One of the most iconic photos I saw, expressing this belief, was a simple photo of a glass of red wine, some bread, cheese and dried sausage. I do not remember the precise quote, it does not matter. What it was expressing was the French were going to continue to live their lives the way they want to. They are committed to their culture and will defend it. It is a passion that is well developed in their culture. The reasons for this passion are complex, involve hundreds of years of history and cannot be compared to a relatively young culture like Canada, however there are lessons in it. Of course, as a bit of a side note, connected to an earlier point, the amount of wine, meat, cheese and bread was far less than one would expect on a North American table, but that is a topic to be explored at a later time.
So, for the connection to education today, and for the year of 2016, I ask myself: “Are we teaching our students, and our children, for those of us who are parents, to be passionate about important things in life? ” What are we teaching them to be passionate about? Are we teaching passion? Are we teaching a love of our way of life, and how to preserve it? Are we highlighting the dangers of extremism, regardless of the variety? Extremism does not only come in the religious form, it comes in many different guises. Are we leaving our kids with a passion to live a good life, to live a life that we enjoy, but one that has to be respected and never taken for granted? Or are we joining them in the pursuit of learning what colour of dress a Kardashian wore? Western Europeans are all about fashion too, even more so than most North Americans, but somehow, it is the fashion itself they are interested in more than not, not the celebrity wearing it. I am not sure this last point makes sense, but that is what blogging is about!

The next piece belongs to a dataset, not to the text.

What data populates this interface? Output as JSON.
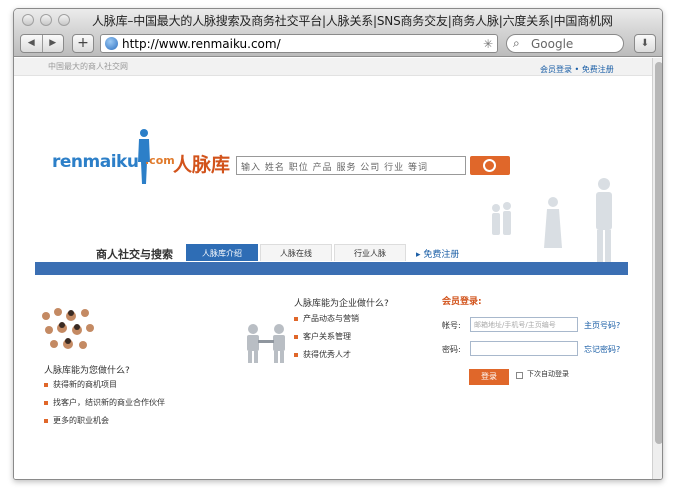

I am not so sure we are teaching passion for our lifestyle, our freedoms, for our culture, or for parts of it worth saving, at least not all the time. Perhaps this is something we have to consider, as we weave our way through 2016 and navigate who knows what in our volatile world. I believe it is our job in our school system to start asking these questions of ourselves. If and when our culture is under attack from extremism, what image will represent our culture and our commitment to passionately protect it? Hopefully we have an answer when the time comes.